By Chee Jo-Ey
MANY young professionals who have just started coming into the job market are facing their first economic crisis caused by the Covid-19 pandemic.
Given that they are still finding their footing in the working world, they might be facing financial pressures including limited cash flow that might lead them to neglect long-term financial plans.
According to Sunway University Business School professor of economics Dr Yeah Kim Leng, the effects from the financial crisis in 2008 were not as prominently felt as the crisis recovered quite quickly. This time round, there will be greater stagnation in the job market.
“Being fresh in the job market, the new generation most probably will not be able to save much. They need to focus on enhancing their future earnings by continuously raising their skill level and equip themselves with skills that match the changing economic landscape which is a shift towards the digital world,” said Yeah.
The Gen Z, which comprises people born from 1995 to 2010, is characterised by digitalisation. Technology is second nature to them so they could leverage their skills and adaptability to their advantage.
This pandemic presents a tough situation to young workers but also provides an opportunity for them to explore alternative avenues of income, be it starting a side venture, exploring a different career path or even finding investments that provide high returns. This economic crisis will push them to find ways to supplement their income like getting a part-time job in the gig sector.
Although the millennials or Gen Y and Gen Z might be facing tight financial situations due to the Covid-19 crisis, they still need to focus on long-term plans.
“They can take advantage of their long time horizon and seek out different ways to increase their income including learning new skills. The Gen Y and Gen Z experience a faster pace of career development compared to previous generations, so the younger generation is agile and used to change, albeit having less savings to depend on,” added Yeah.
If they neglect budgeting and saving, they will become vulnerable to economic shocks including downturns and unemployment. Their vulnerability will increase along with their debts.
Capspring Temasik financial adviser Wong Lee Kheng said: “Although we’re in a global crisis right now, it is important we try to maintain our financial goal from the perspective of financial planning. The fundamentals like having enough insurance coverage, emergency fund, and investment strategies should not change much. The only thing affected is our source of income and we need to find ways to adapt and make up for it.”
The younger generation needs to make sacrifices for the long term, and as long as long they trim down their expenses to just the essentials, they will be able to tide things over and not need to forgo their retirement savings.
“There should not be a drastic change to our financial plans and goals, otherwise there is no point in making them. But with more experiences, people will have a clearer idea of what they want and really need in the future.

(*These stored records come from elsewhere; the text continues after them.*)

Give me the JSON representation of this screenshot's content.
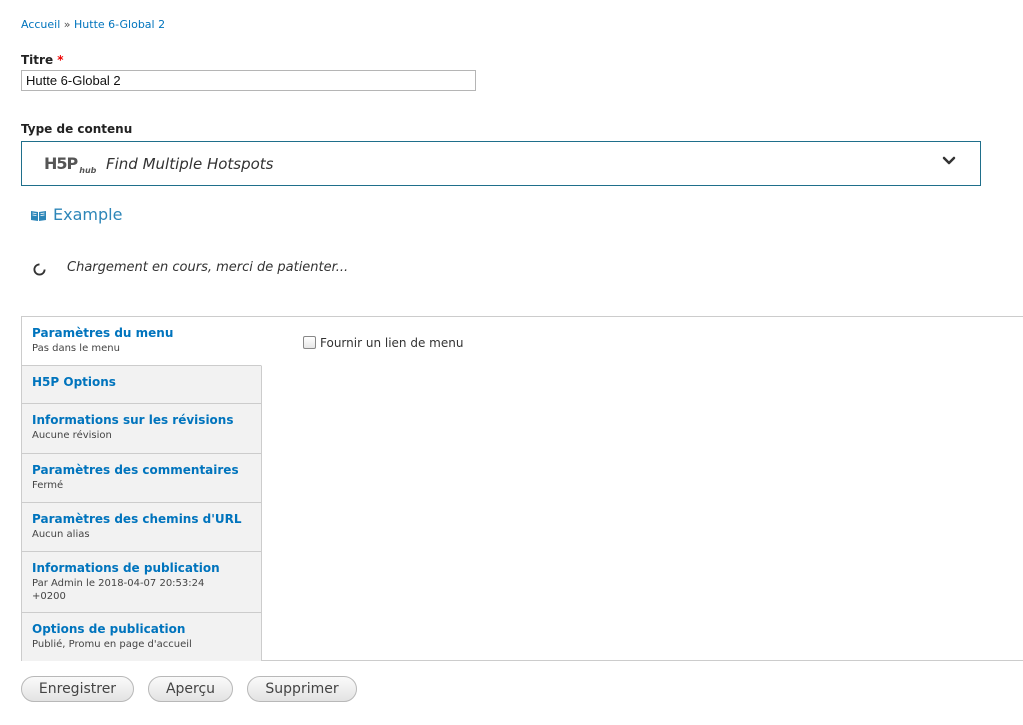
{
  "breadcrumb": {
    "home": "Accueil",
    "separator": "»",
    "current": "Hutte 6-Global 2"
  },
  "title_field": {
    "label": "Titre",
    "required_mark": "*",
    "value": "Hutte 6-Global 2"
  },
  "content_type": {
    "label": "Type de contenu",
    "hub_logo": "H5P",
    "hub_logo_sub": "hub",
    "selected": "Find Multiple Hotspots"
  },
  "example_link": "Example",
  "loading_text": "Chargement en cours, merci de patienter...",
  "vertical_tabs": [
    {
      "title": "Paramètres du menu",
      "summary": "Pas dans le menu"
    },
    {
      "title": "H5P Options",
      "summary": ""
    },
    {
      "title": "Informations sur les révisions",
      "summary": "Aucune révision"
    },
    {
      "title": "Paramètres des commentaires",
      "summary": "Fermé"
    },
    {
      "title": "Paramètres des chemins d'URL",
      "summary": "Aucun alias"
    },
    {
      "title": "Informations de publication",
      "summary": "Par Admin le 2018-04-07 20:53:24 +0200"
    },
    {
      "title": "Options de publication",
      "summary": "Publié, Promu en page d'accueil"
    }
  ],
  "menu_pane": {
    "checkbox_label": "Fournir un lien de menu",
    "checked": false
  },
  "buttons": {
    "save": "Enregistrer",
    "preview": "Aperçu",
    "delete": "Supprimer"
  },
  "colors": {
    "link": "#0074bd",
    "h5p_border": "#1f6f8b",
    "example": "#2d86b8"
  }
}
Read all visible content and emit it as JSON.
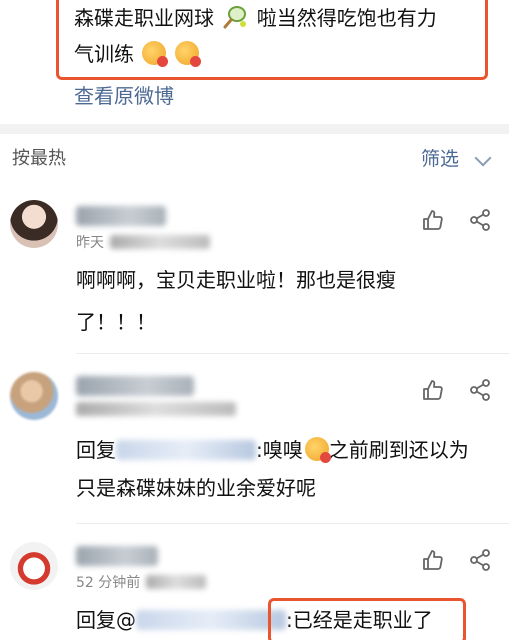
{
  "post": {
    "text_line1": "森碟走职业网球",
    "text_line1b": "啦当然得吃饱也有力",
    "text_line2": "气训练",
    "view_original": "查看原微博"
  },
  "sort_bar": {
    "sort_label": "按最热",
    "filter_label": "筛选"
  },
  "comments": [
    {
      "time": "昨天",
      "text_line1": "啊啊啊，宝贝走职业啦！那也是很瘦",
      "text_line2": "了！！！"
    },
    {
      "reply_prefix": "回复",
      "reply_colon": ":嗅嗅",
      "text_line1b": "之前刷到还以为",
      "text_line2": "只是森碟妹妹的业余爱好呢"
    },
    {
      "time": "52 分钟前",
      "reply_prefix": "回复@",
      "text_line1b": ":已经是走职业了"
    }
  ],
  "colors": {
    "accent_link": "#4d6a94",
    "highlight_box": "#e8552f",
    "band": "#f2f2f2"
  },
  "icons": [
    "tennis-racket-icon",
    "grinning-emoji-icon",
    "chevron-down-icon",
    "thumbs-up-icon",
    "share-icon"
  ]
}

“It is the survival of the fittest now and young workers should diversify their ways of earning and really dial it down with their spending.
“We were not affected much by the 2008 crisis but the coronavirus pandemic is global and this time, the new generation will truly feel the impact and they must learn from this crisis and take such situations into account when calculating risks and setting up emergency funds,” said Wong. - May 14, 2020